Conjugation - DNA is passed via an extension on the surface in one bacterium to another.
Transformation - Bacteria picks up DNA from its environment
Transduction - If a virus infects a bacterium, it passes DNA of one bacterium to another.
Bacteria are classified based on a few parameters like type of their cell wall, their shape, genetic makeup.
Types of Bacteria Based on Cell Walls – There are 2 types based on this parameter:
Gram-Positive Bacteria – These have a thick cell wall made of several layers of peptidoglycan which do not have an outer membrane. Streptococcus pneumonia is a gram-positive bacterium that causes pneumonia.
Gram-Negative Bacteria – This kind has a thin layer of a cell wall made of peptidoglycan, and has an outer membrane made of lipopolysaccharide.
Kinds of Bacteria Based on Shape – There are mainly 2 categories of bacteria based on their shape:
Round bacteria called cocci.
Cylindrical shaped ones like a capsule known as bacilli.
Their shapes are reflected in their names like Lactobacillus acidophilus which is used in milk curdling. A few bacteria though have different shapes like a square, star, or stalked.
Classification of bacteria based on the mode of nutrition – Bacteria requires carbon, nitrogen, and water in high quantities to survive along with phosphorus, iron, and many other molecules. Based on this they have 2 broad types:
Autotrophic – They use outside sources of energy like light and chemical compounds to make their own food.
Heterotrophic – They take ready-made food from living or dead organic substances.
Bacteria Classification Based on Respiration Mode: How the breakdown of nutrients happens in bacteria by respiration, segregates them into 2 parts:

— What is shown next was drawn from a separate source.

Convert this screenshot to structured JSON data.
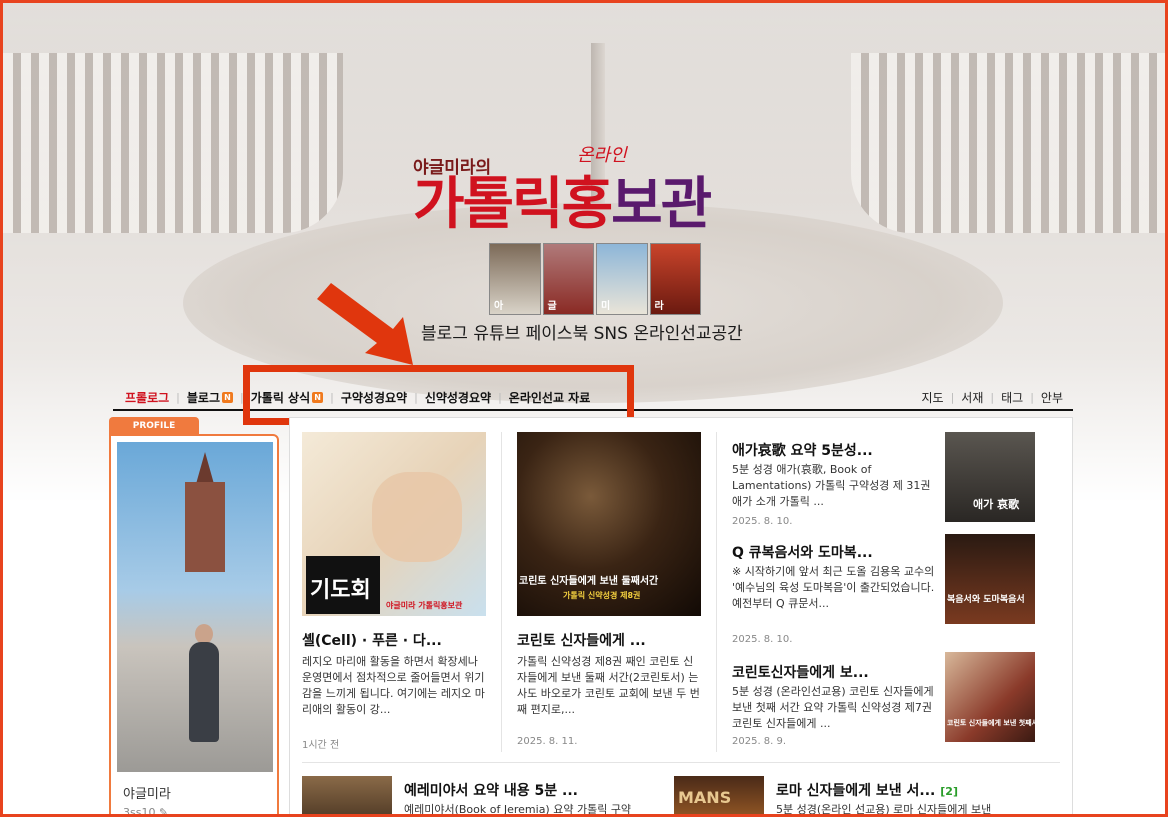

Aerobic Bacteria – This respiration requires oxygen for breaking down glucose to produce energy.
Anaerobic Bacteria – The energy production due to respiration happens in such bacteria without oxygen.
A good or beneficial bacteria is what promotes healthy functioning of the body by breaking down food and absorbing nutrients. In our body, there are 85% of good and 15% bad bacteria. Bad or “pathogenic” bacteria can make us sick and in the worst case prove to be fatal. In a weak body, the same good bacteria can multiply to a quantity which can wreak havoc in our bodies. Bad bacteria is caused by a plethora of reasons like food, environment, and also stress in our body. Some of the good bacteria are Bifidobacteria which is found in food and supplements and supports the immune system. An example of bad bacteria is STREPTOCOCCUS PYOGENES which causes sore throat and skin rashes. You can combat the dangers of bad bacteria by taking measures like sleeping well, adding vitamins and mineral rich food in your diet, eating probiotics, etc.

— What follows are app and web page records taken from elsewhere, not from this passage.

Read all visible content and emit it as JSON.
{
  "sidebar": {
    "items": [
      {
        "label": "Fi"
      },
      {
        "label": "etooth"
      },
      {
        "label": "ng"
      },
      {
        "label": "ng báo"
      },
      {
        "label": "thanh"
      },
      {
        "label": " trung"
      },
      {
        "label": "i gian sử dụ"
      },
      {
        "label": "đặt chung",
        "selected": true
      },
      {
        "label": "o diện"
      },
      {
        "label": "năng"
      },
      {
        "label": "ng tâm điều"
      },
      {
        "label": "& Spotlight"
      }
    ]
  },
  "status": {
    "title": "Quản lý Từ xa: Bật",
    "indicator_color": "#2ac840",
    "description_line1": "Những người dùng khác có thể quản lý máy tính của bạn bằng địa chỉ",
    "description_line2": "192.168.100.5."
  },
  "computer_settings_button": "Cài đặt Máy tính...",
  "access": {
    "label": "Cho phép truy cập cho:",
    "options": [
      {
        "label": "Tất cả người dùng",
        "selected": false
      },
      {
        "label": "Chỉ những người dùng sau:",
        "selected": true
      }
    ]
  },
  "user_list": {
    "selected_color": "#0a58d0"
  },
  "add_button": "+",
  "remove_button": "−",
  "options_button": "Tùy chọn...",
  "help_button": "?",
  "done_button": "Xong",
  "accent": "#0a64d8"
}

1. What is a Capsule?
It is the 3rd protective outermost layer found in some bacteria.
2. What are Flagella and Pilli?
Bacteria surfaces are covered with a whip like extended structures which aid bacteria to move around and attach to a host. The long extensions are called flagella and short ones are pilli.

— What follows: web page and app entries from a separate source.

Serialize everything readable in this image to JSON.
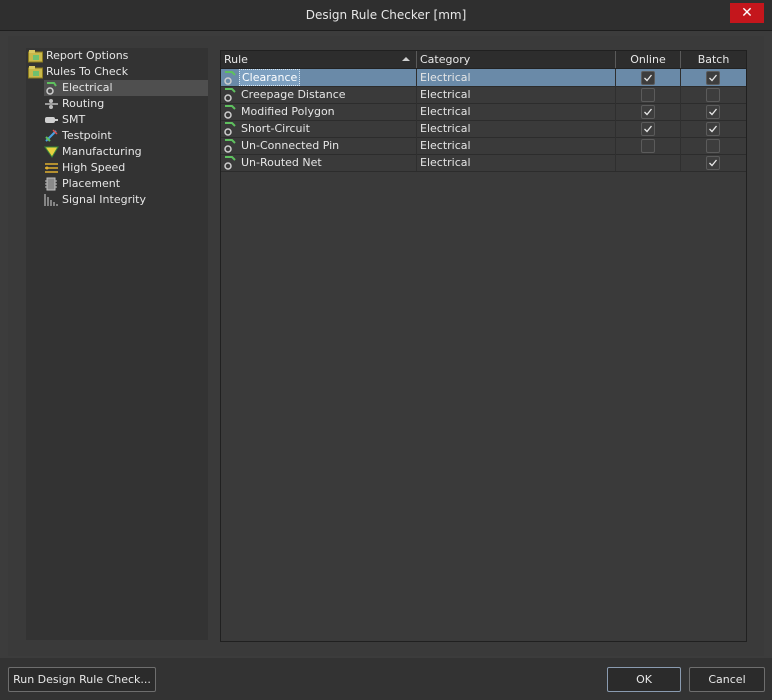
{
  "window": {
    "title": "Design Rule Checker [mm]"
  },
  "tree": {
    "items": [
      {
        "label": "Report Options",
        "icon": "folder-options-icon"
      },
      {
        "label": "Rules To Check",
        "icon": "folder-rules-icon"
      },
      {
        "label": "Electrical",
        "icon": "electrical-rule-icon",
        "selected": true
      },
      {
        "label": "Routing",
        "icon": "routing-rule-icon"
      },
      {
        "label": "SMT",
        "icon": "smt-rule-icon"
      },
      {
        "label": "Testpoint",
        "icon": "testpoint-rule-icon"
      },
      {
        "label": "Manufacturing",
        "icon": "manufacturing-rule-icon"
      },
      {
        "label": "High Speed",
        "icon": "high-speed-rule-icon"
      },
      {
        "label": "Placement",
        "icon": "placement-rule-icon"
      },
      {
        "label": "Signal Integrity",
        "icon": "signal-integrity-rule-icon"
      }
    ]
  },
  "grid": {
    "headers": {
      "rule": "Rule",
      "category": "Category",
      "online": "Online",
      "batch": "Batch"
    },
    "rows": [
      {
        "rule": "Clearance",
        "category": "Electrical",
        "online": true,
        "batch": true,
        "selected": true
      },
      {
        "rule": "Creepage Distance",
        "category": "Electrical",
        "online": false,
        "batch": false
      },
      {
        "rule": "Modified Polygon",
        "category": "Electrical",
        "online": true,
        "batch": true
      },
      {
        "rule": "Short-Circuit",
        "category": "Electrical",
        "online": true,
        "batch": true
      },
      {
        "rule": "Un-Connected Pin",
        "category": "Electrical",
        "online": false,
        "batch": false
      },
      {
        "rule": "Un-Routed Net",
        "category": "Electrical",
        "online": null,
        "batch": true
      }
    ]
  },
  "footer": {
    "run_label": "Run Design Rule Check...",
    "ok_label": "OK",
    "cancel_label": "Cancel"
  },
  "colors": {
    "selection": "#6a8aa8",
    "close": "#c4161c",
    "background": "#3c3c3c"
  }
}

3. What is the Gram Stain Test?
This test is used to identify bacteria based on their nature of cell walls and is named after scientist Hans Christian Gram who devised this method in 1884.
4. How Do Bacteria Reproduce?
Bacteria multiplies by the process of binary fission, which is asexual. A single bacterium replicates its DNA and doubles its cellular content in this process to become larger. This bacterium is called the “parent”. This enlarged cell then splits and pushes the extracellular content out in the form of 2 “daughter” bacteria. The rate at which a bacterium reproduces and the timing depends on temperature and amount of nutrients available to it.
6. Name 2 Useful and 2 Harmful Bacteria?
Few Useful bacteria are :
Rhizobium – This provides nutrition to the soil for growing plants by supplying ammonia.
Lactobacillus Acidophilus – Used in making curd from milk.
Some Harmful bacteria are:
Salmonellae – This can be passed to humans if food is not cooked properly and causes fever, abdominal pain, diarrhea, and nausea leading to vomiting.
Helicobacter Pylori – It is present in the stomach lining and if it flares up it can cause stomach ulcers.